collective guilt or individual guilt, guilt is one of those
psychological realities that has not served religion well. A sense of
excessive guilt does no one any favours. Carried to excess, it can be
paralyzing, even pathological.
Guilt has been used as a tool of manipulation to induce conversion or
conformity, and even to scapegoat an entire people. On the individual
level, wallowing in guilt could be taken as an indicator of obsessive
preoccupation with self, or a curious, subtle form of self-love.
The reality of guilt is something of a conundrum. We have “survivor
guilt,” by which an individual feels guilty simply for having been
spared death when others have not. Psychiatrists have noted that even
little children, for no explicable reason, sometimes feel guilty for
the death of their parents or grandparents. The irrational roots of
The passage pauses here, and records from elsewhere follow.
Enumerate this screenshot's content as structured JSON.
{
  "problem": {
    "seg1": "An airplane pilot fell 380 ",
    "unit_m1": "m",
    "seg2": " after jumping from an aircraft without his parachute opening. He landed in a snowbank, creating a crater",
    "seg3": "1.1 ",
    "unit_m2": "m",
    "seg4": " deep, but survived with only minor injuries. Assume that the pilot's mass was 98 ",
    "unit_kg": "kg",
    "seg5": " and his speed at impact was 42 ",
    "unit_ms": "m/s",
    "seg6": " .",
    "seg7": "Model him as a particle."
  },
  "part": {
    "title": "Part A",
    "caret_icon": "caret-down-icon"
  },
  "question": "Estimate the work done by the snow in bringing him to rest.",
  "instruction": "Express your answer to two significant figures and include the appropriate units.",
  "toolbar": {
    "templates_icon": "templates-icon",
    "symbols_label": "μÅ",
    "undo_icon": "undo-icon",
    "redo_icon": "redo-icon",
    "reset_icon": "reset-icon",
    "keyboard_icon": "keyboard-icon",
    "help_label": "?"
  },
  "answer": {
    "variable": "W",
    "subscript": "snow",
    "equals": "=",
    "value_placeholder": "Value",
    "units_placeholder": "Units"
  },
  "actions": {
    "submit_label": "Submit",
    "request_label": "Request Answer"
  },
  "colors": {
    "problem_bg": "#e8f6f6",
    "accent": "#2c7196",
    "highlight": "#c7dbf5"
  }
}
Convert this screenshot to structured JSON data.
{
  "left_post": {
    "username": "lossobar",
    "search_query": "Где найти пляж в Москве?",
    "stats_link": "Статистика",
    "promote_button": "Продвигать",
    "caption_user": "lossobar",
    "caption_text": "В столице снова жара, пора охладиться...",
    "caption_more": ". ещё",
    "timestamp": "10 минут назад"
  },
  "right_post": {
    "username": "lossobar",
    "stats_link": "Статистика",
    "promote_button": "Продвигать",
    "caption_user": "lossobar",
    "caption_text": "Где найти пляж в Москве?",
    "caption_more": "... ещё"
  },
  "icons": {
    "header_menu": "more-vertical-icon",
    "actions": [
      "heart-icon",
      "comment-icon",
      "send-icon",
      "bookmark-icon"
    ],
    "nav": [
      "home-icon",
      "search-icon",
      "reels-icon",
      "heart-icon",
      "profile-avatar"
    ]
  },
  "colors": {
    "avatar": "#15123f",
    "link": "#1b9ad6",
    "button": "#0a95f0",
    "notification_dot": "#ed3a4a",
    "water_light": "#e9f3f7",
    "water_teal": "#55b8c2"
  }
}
guilt lie deep.
But whatever the psychological roots of guilt may be, the natural human
tendency is to want to have one’s guilt expiated. And, of course, the
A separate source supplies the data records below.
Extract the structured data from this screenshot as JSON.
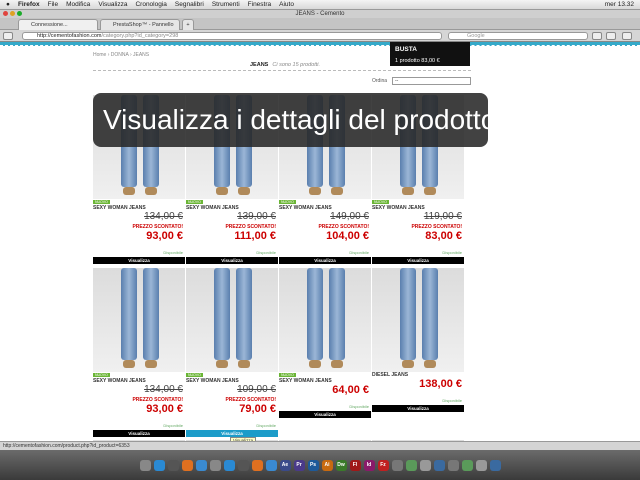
{
  "menubar": {
    "app": "Firefox",
    "items": [
      "File",
      "Modifica",
      "Visualizza",
      "Cronologia",
      "Segnalibri",
      "Strumenti",
      "Finestra",
      "Aiuto"
    ],
    "clock": "mer 13.32"
  },
  "window": {
    "title": "JEANS - Cemento"
  },
  "tabs": [
    {
      "label": "Connessione..."
    },
    {
      "label": "PrestaShop™ - Pannello di amm..."
    }
  ],
  "nav": {
    "url_domain": "http://cementofashion.com",
    "url_path": "/category.php?id_category=298",
    "search_placeholder": "Google"
  },
  "page": {
    "breadcrumb": "Home  ›  DONNA  ›  JEANS",
    "category_title": "JEANS",
    "count_text": "Ci sono 15 prodotti.",
    "cart": {
      "title": "BUSTA",
      "summary": "1 prodotto 83,00 €"
    },
    "sort_label": "Ordina",
    "sort_value": "--",
    "overlay": "Visualizza i dettagli del prodotto",
    "products": [
      {
        "badge": "NUOVO",
        "name": "SEXY WOMAN JEANS",
        "old_price": "134,00 €",
        "promo": "PREZZO SCONTATO!",
        "price": "93,00 €",
        "avail": "Disponibile",
        "button": "Visualizza"
      },
      {
        "badge": "NUOVO",
        "name": "SEXY WOMAN JEANS",
        "old_price": "139,00 €",
        "promo": "PREZZO SCONTATO!",
        "price": "111,00 €",
        "avail": "Disponibile",
        "button": "Visualizza"
      },
      {
        "badge": "NUOVO",
        "name": "SEXY WOMAN JEANS",
        "old_price": "149,00 €",
        "promo": "PREZZO SCONTATO!",
        "price": "104,00 €",
        "avail": "Disponibile",
        "button": "Visualizza"
      },
      {
        "badge": "NUOVO",
        "name": "SEXY WOMAN JEANS",
        "old_price": "119,00 €",
        "promo": "PREZZO SCONTATO!",
        "price": "83,00 €",
        "avail": "Disponibile",
        "button": "Visualizza"
      },
      {
        "badge": "NUOVO",
        "name": "SEXY WOMAN JEANS",
        "old_price": "134,00 €",
        "promo": "PREZZO SCONTATO!",
        "price": "93,00 €",
        "avail": "Disponibile",
        "button": "Visualizza"
      },
      {
        "badge": "NUOVO",
        "name": "SEXY WOMAN JEANS",
        "old_price": "109,00 €",
        "promo": "PREZZO SCONTATO!",
        "price": "79,00 €",
        "avail": "Disponibile",
        "button": "Visualizza"
      },
      {
        "badge": "NUOVO",
        "name": "SEXY WOMAN JEANS",
        "price": "64,00 €",
        "avail": "Disponibile",
        "button": "Visualizza"
      },
      {
        "name": "DIESEL JEANS",
        "price": "138,00 €",
        "avail": "Disponibile",
        "button": "Visualizza"
      }
    ],
    "tooltip": "Visualizza"
  },
  "status": "http://cementofashion.com/product.php?id_product=6353",
  "dock": [
    "Ae",
    "Pr",
    "Ps",
    "Ai",
    "Dw",
    "Fl",
    "Id",
    "Fz"
  ]
}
notion of seeking forgiveness and pardon exists in all of the world’s
religions in one form or another.
A healthy conscience should feel guilty or remorseful when it has
violated its own dictates. When we have hurt others, we should
acknowledge our wrongdoing and seek to make amends. But the Bahá’í
Faith knows no sacramental confession and absolution from sins through
another human being.
This practice is actually forbidden by Bahá’u’lláh (1817-1892), the
Prophet-Founder of this religion. He states that “such confession
before people results in one’s humiliation and abasement,” and he
affirms that God “wisheth not the humiliation of His servants.”
Bahá’u’lláh has revealed prayers for the forgiveness of one’s sins and
shortcomings; he has assured us that if contrition is sincere,
forgiveness is assured.
The challenge remains, of course, to avoid falling into that natural
pattern by which wrongdoing is repeated. To avoid the cycle of
repetition, self-awareness, vigilance, patience and, if necessary,
counselling may be required. But the anatomy of sin or wrongdoing would
seem to be relentless. They have of way of returning until we begin to
face and seriously attempt to overcome our weakness. -